(Interface dataset entries)
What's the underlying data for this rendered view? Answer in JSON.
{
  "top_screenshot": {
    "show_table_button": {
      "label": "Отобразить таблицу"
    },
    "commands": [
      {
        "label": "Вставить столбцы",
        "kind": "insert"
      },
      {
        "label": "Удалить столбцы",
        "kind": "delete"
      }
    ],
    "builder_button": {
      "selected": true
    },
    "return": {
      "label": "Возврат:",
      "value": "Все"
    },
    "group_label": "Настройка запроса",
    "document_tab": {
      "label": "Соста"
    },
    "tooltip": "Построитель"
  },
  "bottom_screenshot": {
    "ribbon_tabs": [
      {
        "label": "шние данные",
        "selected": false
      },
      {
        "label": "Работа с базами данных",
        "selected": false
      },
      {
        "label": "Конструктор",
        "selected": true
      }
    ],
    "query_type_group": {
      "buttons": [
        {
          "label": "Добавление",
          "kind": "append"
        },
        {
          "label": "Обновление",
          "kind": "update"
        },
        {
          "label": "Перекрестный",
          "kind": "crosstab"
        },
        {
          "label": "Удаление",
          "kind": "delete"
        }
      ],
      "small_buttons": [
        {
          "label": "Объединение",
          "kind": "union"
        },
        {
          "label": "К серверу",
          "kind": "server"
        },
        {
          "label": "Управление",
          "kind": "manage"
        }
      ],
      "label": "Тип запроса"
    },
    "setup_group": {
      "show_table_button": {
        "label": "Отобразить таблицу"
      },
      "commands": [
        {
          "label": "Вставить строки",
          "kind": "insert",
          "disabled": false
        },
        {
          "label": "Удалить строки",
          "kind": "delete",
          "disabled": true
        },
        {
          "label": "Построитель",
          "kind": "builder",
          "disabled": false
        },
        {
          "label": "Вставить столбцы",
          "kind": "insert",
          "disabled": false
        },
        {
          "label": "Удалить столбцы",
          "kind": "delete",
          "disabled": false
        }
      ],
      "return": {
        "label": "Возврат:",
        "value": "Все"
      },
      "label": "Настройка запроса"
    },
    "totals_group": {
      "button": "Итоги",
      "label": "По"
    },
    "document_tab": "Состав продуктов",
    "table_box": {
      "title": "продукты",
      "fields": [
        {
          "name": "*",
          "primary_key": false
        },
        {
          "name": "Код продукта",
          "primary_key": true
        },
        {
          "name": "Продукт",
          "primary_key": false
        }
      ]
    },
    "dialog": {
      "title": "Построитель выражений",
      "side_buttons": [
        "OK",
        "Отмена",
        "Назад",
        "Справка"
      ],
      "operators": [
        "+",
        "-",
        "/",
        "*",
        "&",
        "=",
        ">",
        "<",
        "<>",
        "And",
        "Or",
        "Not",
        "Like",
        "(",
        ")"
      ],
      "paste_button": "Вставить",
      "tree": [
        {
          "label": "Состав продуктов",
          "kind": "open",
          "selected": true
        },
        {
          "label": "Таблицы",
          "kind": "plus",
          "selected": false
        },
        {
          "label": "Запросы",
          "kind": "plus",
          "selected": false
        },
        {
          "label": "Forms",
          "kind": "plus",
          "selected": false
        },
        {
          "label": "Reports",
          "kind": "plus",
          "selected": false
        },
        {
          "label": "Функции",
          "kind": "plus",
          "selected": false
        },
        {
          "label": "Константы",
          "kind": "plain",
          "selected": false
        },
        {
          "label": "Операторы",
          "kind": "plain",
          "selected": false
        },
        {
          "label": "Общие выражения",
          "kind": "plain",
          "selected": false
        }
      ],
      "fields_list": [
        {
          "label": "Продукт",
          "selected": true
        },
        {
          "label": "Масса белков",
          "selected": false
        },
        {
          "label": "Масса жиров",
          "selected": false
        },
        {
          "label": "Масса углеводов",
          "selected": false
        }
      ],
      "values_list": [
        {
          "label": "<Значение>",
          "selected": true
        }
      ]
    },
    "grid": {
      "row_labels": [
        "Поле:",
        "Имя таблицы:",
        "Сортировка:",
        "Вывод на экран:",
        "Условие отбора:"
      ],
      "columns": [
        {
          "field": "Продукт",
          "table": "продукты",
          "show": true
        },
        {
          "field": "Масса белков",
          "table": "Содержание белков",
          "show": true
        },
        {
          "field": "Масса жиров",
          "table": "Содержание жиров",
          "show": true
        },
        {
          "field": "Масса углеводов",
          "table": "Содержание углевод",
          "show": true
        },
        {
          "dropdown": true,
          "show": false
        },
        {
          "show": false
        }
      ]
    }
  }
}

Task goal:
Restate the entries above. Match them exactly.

Task answer:
What's the underlying data for this rendered view? Answer in JSON.
{
  "top_screenshot": {
    "show_table_button": {
      "label": "Отобразить таблицу"
    },
    "commands": [
      {
        "label": "Вставить столбцы",
        "kind": "insert"
      },
      {
        "label": "Удалить столбцы",
        "kind": "delete"
      }
    ],
    "builder_button": {
      "selected": true
    },
    "return": {
      "label": "Возврат:",
      "value": "Все"
    },
    "group_label": "Настройка запроса",
    "document_tab": {
      "label": "Соста"
    },
    "tooltip": "Построитель"
  },
  "bottom_screenshot": {
    "ribbon_tabs": [
      {
        "label": "шние данные",
        "selected": false
      },
      {
        "label": "Работа с базами данных",
        "selected": false
      },
      {
        "label": "Конструктор",
        "selected": true
      }
    ],
    "query_type_group": {
      "buttons": [
        {
          "label": "Добавление",
          "kind": "append"
        },
        {
          "label": "Обновление",
          "kind": "update"
        },
        {
          "label": "Перекрестный",
          "kind": "crosstab"
        },
        {
          "label": "Удаление",
          "kind": "delete"
        }
      ],
      "small_buttons": [
        {
          "label": "Объединение",
          "kind": "union"
        },
        {
          "label": "К серверу",
          "kind": "server"
        },
        {
          "label": "Управление",
          "kind": "manage"
        }
      ],
      "label": "Тип запроса"
    },
    "setup_group": {
      "show_table_button": {
        "label": "Отобразить таблицу"
      },
      "commands": [
        {
          "label": "Вставить строки",
          "kind": "insert",
          "disabled": false
        },
        {
          "label": "Удалить строки",
          "kind": "delete",
          "disabled": true
        },
        {
          "label": "Построитель",
          "kind": "builder",
          "disabled": false
        },
        {
          "label": "Вставить столбцы",
          "kind": "insert",
          "disabled": false
        },
        {
          "label": "Удалить столбцы",
          "kind": "delete",
          "disabled": false
        }
      ],
      "return": {
        "label": "Возврат:",
        "value": "Все"
      },
      "label": "Настройка запроса"
    },
    "totals_group": {
      "button": "Итоги",
      "label": "По"
    },
    "document_tab": "Состав продуктов",
    "table_box": {
      "title": "продукты",
      "fields": [
        {
          "name": "*",
          "primary_key": false
        },
        {
          "name": "Код продукта",
          "primary_key": true
        },
        {
          "name": "Продукт",
          "primary_key": false
        }
      ]
    },
    "dialog": {
      "title": "Построитель выражений",
      "side_buttons": [
        "OK",
        "Отмена",
        "Назад",
        "Справка"
      ],
      "operators": [
        "+",
        "-",
        "/",
        "*",
        "&",
        "=",
        ">",
        "<",
        "<>",
        "And",
        "Or",
        "Not",
        "Like",
        "(",
        ")"
      ],
      "paste_button": "Вставить",
      "tree": [
        {
          "label": "Состав продуктов",
          "kind": "open",
          "selected": true
        },
        {
          "label": "Таблицы",
          "kind": "plus",
          "selected": false
        },
        {
          "label": "Запросы",
          "kind": "plus",
          "selected": false
        },
        {
          "label": "Forms",
          "kind": "plus",
          "selected": false
        },
        {
          "label": "Reports",
          "kind": "plus",
          "selected": false
        },
        {
          "label": "Функции",
          "kind": "plus",
          "selected": false
        },
        {
          "label": "Константы",
          "kind": "plain",
          "selected": false
        },
        {
          "label": "Операторы",
          "kind": "plain",
          "selected": false
        },
        {
          "label": "Общие выражения",
          "kind": "plain",
          "selected": false
        }
      ],
      "fields_list": [
        {
          "label": "Продукт",
          "selected": true
        },
        {
          "label": "Масса белков",
          "selected": false
        },
        {
          "label": "Масса жиров",
          "selected": false
        },
        {
          "label": "Масса углеводов",
          "selected": false
        }
      ],
      "values_list": [
        {
          "label": "<Значение>",
          "selected": true
        }
      ]
    },
    "grid": {
      "row_labels": [
        "Поле:",
        "Имя таблицы:",
        "Сортировка:",
        "Вывод на экран:",
        "Условие отбора:"
      ],
      "columns": [
        {
          "field": "Продукт",
          "table": "продукты",
          "show": true
        },
        {
          "field": "Масса белков",
          "table": "Содержание белков",
          "show": true
        },
        {
          "field": "Масса жиров",
          "table": "Содержание жиров",
          "show": true
        },
        {
          "field": "Масса углеводов",
          "table": "Содержание углевод",
          "show": true
        },
        {
          "dropdown": true,
          "show": false
        },
        {
          "show": false
        }
      ]
    }
  }
}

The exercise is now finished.